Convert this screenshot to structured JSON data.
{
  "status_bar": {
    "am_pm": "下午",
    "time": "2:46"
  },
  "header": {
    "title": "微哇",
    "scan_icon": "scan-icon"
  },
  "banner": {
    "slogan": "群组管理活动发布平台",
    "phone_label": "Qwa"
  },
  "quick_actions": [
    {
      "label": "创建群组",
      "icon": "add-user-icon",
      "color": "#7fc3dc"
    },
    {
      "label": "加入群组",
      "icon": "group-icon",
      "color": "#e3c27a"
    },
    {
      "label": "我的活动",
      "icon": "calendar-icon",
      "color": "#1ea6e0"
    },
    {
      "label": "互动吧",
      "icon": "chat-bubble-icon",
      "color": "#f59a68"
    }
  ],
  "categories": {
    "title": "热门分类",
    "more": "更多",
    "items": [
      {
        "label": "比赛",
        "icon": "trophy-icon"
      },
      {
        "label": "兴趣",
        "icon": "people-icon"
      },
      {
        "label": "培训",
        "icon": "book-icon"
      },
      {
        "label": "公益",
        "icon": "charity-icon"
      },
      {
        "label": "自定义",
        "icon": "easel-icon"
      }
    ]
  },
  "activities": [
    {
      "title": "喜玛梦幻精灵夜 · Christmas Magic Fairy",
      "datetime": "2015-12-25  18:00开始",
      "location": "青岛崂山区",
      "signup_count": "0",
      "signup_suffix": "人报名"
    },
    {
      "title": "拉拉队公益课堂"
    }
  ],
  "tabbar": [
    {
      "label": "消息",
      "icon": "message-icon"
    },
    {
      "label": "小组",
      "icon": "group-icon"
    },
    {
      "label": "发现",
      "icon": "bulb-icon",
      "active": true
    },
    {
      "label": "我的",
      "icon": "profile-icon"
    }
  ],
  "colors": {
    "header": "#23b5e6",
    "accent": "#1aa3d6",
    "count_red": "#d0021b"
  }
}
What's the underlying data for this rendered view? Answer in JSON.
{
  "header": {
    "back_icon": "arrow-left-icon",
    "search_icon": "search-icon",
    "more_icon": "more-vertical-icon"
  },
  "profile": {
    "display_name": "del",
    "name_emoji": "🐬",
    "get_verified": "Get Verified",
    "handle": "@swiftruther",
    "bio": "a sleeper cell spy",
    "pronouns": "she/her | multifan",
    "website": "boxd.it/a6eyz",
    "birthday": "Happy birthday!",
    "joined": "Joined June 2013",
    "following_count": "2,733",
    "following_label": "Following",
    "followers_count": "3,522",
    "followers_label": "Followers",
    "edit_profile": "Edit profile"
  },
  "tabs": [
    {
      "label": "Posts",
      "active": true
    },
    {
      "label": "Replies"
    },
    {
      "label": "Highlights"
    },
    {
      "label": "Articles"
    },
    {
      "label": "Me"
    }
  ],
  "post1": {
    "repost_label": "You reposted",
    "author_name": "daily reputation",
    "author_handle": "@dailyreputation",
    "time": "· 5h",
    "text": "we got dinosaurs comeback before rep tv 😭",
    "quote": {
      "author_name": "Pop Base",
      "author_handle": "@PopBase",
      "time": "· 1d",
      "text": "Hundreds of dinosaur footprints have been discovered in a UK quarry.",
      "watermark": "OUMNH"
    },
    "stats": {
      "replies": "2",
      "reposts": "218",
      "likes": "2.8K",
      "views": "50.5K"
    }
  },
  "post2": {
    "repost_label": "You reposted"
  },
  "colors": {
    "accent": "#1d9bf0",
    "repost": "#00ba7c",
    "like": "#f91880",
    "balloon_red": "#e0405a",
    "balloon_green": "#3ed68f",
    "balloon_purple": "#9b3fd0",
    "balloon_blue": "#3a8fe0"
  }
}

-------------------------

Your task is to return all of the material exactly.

**YOUR RESPONSE**:
Convert this screenshot to structured JSON data.
{
  "status_bar": {
    "am_pm": "下午",
    "time": "2:46"
  },
  "header": {
    "title": "微哇",
    "scan_icon": "scan-icon"
  },
  "banner": {
    "slogan": "群组管理活动发布平台",
    "phone_label": "Qwa"
  },
  "quick_actions": [
    {
      "label": "创建群组",
      "icon": "add-user-icon",
      "color": "#7fc3dc"
    },
    {
      "label": "加入群组",
      "icon": "group-icon",
      "color": "#e3c27a"
    },
    {
      "label": "我的活动",
      "icon": "calendar-icon",
      "color": "#1ea6e0"
    },
    {
      "label": "互动吧",
      "icon": "chat-bubble-icon",
      "color": "#f59a68"
    }
  ],
  "categories": {
    "title": "热门分类",
    "more": "更多",
    "items": [
      {
        "label": "比赛",
        "icon": "trophy-icon"
      },
      {
        "label": "兴趣",
        "icon": "people-icon"
      },
      {
        "label": "培训",
        "icon": "book-icon"
      },
      {
        "label": "公益",
        "icon": "charity-icon"
      },
      {
        "label": "自定义",
        "icon": "easel-icon"
      }
    ]
  },
  "activities": [
    {
      "title": "喜玛梦幻精灵夜 · Christmas Magic Fairy",
      "datetime": "2015-12-25  18:00开始",
      "location": "青岛崂山区",
      "signup_count": "0",
      "signup_suffix": "人报名"
    },
    {
      "title": "拉拉队公益课堂"
    }
  ],
  "tabbar": [
    {
      "label": "消息",
      "icon": "message-icon"
    },
    {
      "label": "小组",
      "icon": "group-icon"
    },
    {
      "label": "发现",
      "icon": "bulb-icon",
      "active": true
    },
    {
      "label": "我的",
      "icon": "profile-icon"
    }
  ],
  "colors": {
    "header": "#23b5e6",
    "accent": "#1aa3d6",
    "count_red": "#d0021b"
  }
}
What's the underlying data for this rendered view? Answer in JSON.
{
  "header": {
    "back_icon": "arrow-left-icon",
    "search_icon": "search-icon",
    "more_icon": "more-vertical-icon"
  },
  "profile": {
    "display_name": "del",
    "name_emoji": "🐬",
    "get_verified": "Get Verified",
    "handle": "@swiftruther",
    "bio": "a sleeper cell spy",
    "pronouns": "she/her | multifan",
    "website": "boxd.it/a6eyz",
    "birthday": "Happy birthday!",
    "joined": "Joined June 2013",
    "following_count": "2,733",
    "following_label": "Following",
    "followers_count": "3,522",
    "followers_label": "Followers",
    "edit_profile": "Edit profile"
  },
  "tabs": [
    {
      "label": "Posts",
      "active": true
    },
    {
      "label": "Replies"
    },
    {
      "label": "Highlights"
    },
    {
      "label": "Articles"
    },
    {
      "label": "Me"
    }
  ],
  "post1": {
    "repost_label": "You reposted",
    "author_name": "daily reputation",
    "author_handle": "@dailyreputation",
    "time": "· 5h",
    "text": "we got dinosaurs comeback before rep tv 😭",
    "quote": {
      "author_name": "Pop Base",
      "author_handle": "@PopBase",
      "time": "· 1d",
      "text": "Hundreds of dinosaur footprints have been discovered in a UK quarry.",
      "watermark": "OUMNH"
    },
    "stats": {
      "replies": "2",
      "reposts": "218",
      "likes": "2.8K",
      "views": "50.5K"
    }
  },
  "post2": {
    "repost_label": "You reposted"
  },
  "colors": {
    "accent": "#1d9bf0",
    "repost": "#00ba7c",
    "like": "#f91880",
    "balloon_red": "#e0405a",
    "balloon_green": "#3ed68f",
    "balloon_purple": "#9b3fd0",
    "balloon_blue": "#3a8fe0"
  }
}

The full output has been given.